Search term "data": copy each line of the records that contains it.

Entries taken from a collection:
....

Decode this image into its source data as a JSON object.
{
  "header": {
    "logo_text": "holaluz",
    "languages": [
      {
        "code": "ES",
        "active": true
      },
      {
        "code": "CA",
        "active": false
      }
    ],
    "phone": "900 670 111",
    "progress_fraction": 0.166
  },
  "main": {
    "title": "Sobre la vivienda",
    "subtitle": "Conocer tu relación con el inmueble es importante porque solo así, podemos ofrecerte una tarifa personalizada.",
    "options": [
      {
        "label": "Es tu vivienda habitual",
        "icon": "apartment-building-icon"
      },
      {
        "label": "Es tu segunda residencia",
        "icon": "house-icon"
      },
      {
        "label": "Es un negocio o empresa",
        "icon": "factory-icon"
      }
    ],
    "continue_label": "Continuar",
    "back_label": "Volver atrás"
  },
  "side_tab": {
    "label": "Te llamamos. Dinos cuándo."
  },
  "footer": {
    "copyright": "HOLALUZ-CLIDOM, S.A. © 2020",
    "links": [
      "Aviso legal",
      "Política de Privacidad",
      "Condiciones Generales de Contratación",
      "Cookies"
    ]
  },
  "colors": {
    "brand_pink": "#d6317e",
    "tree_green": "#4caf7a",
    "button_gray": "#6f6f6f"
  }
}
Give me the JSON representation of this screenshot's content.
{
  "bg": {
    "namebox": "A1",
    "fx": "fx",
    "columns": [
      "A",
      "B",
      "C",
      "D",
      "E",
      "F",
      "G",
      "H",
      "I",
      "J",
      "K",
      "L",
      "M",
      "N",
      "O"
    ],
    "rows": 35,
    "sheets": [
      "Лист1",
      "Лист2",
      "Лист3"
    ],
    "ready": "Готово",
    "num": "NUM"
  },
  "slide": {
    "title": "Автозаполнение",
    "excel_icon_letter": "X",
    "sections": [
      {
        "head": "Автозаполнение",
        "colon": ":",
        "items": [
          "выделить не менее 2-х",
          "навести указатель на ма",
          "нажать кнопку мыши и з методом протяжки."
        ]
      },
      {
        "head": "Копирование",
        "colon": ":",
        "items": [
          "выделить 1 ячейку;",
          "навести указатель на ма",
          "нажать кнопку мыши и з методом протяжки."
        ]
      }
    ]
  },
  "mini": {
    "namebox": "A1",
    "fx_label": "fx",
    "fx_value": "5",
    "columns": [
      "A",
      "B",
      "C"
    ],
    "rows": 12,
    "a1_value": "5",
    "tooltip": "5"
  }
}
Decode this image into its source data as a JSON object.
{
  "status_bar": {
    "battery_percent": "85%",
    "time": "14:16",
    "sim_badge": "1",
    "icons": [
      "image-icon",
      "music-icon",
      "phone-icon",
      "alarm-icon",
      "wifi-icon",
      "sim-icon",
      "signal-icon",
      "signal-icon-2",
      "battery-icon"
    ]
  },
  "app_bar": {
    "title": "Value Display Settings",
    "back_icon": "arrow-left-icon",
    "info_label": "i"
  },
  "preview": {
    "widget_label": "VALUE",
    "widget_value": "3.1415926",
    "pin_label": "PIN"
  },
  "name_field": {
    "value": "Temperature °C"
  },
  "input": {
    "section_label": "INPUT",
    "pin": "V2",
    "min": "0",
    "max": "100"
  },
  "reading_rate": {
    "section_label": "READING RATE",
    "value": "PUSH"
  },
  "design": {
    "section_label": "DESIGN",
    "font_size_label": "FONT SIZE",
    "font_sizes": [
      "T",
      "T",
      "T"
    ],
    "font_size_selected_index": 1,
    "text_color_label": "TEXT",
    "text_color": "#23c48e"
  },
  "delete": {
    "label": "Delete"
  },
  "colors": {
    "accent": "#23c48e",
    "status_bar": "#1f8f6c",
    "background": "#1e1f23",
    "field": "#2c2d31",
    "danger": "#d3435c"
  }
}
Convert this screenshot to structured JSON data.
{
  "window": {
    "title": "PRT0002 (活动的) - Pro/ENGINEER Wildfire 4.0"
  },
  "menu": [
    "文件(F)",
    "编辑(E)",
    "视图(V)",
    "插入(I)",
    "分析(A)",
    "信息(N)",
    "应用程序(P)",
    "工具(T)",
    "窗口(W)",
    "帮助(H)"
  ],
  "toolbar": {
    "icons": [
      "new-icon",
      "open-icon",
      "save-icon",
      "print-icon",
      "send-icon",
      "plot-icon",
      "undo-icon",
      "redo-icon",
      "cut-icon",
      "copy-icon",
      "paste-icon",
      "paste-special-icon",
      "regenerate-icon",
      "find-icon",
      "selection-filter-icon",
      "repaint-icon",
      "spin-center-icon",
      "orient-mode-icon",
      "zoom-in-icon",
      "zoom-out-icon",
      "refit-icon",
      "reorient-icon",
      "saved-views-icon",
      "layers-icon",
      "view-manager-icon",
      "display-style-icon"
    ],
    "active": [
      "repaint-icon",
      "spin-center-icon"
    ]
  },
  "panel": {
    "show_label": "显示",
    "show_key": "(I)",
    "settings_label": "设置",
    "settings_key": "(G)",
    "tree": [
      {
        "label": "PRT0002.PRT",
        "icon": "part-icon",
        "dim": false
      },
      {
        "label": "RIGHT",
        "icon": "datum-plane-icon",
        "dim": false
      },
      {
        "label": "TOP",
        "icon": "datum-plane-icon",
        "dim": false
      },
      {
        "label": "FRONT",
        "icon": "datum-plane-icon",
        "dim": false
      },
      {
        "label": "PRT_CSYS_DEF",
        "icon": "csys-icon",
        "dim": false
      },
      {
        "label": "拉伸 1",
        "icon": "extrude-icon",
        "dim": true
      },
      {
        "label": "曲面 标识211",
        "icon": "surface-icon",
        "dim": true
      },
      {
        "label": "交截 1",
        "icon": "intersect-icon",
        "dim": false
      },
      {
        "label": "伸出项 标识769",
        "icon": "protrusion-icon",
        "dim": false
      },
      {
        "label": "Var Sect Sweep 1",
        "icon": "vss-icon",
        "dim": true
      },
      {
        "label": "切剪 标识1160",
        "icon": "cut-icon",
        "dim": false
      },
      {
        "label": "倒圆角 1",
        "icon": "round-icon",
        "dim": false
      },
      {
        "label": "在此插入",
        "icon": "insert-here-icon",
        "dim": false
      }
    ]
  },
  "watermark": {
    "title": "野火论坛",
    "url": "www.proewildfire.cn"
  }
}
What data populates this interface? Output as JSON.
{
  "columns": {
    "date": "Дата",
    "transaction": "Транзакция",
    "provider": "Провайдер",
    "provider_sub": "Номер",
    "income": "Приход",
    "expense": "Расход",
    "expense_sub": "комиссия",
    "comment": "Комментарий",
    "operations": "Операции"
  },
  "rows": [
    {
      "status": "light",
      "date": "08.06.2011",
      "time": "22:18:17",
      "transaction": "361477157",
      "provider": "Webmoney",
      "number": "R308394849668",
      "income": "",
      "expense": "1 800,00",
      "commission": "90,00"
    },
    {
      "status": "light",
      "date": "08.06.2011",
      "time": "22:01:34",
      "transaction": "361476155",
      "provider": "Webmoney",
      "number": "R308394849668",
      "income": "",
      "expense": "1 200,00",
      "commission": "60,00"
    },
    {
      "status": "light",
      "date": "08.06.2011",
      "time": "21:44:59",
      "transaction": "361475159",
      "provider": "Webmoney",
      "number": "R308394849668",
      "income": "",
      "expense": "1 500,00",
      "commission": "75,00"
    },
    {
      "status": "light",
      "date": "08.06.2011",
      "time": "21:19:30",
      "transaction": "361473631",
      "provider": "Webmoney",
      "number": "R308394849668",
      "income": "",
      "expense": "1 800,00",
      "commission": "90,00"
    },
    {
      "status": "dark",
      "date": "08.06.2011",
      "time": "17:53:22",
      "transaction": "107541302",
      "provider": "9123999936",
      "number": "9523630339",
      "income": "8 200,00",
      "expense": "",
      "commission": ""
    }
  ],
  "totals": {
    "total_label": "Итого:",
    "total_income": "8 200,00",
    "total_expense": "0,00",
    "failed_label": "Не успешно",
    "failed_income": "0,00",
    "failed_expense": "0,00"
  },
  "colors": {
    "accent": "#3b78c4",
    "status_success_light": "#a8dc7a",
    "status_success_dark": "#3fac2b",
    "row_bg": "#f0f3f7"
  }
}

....

= Written solution =
Decode this image into its source data as a JSON object.
Decode this image into its source data as a JSON object.
Convert this screenshot to structured JSON data.
What data populates this interface? Output as JSON.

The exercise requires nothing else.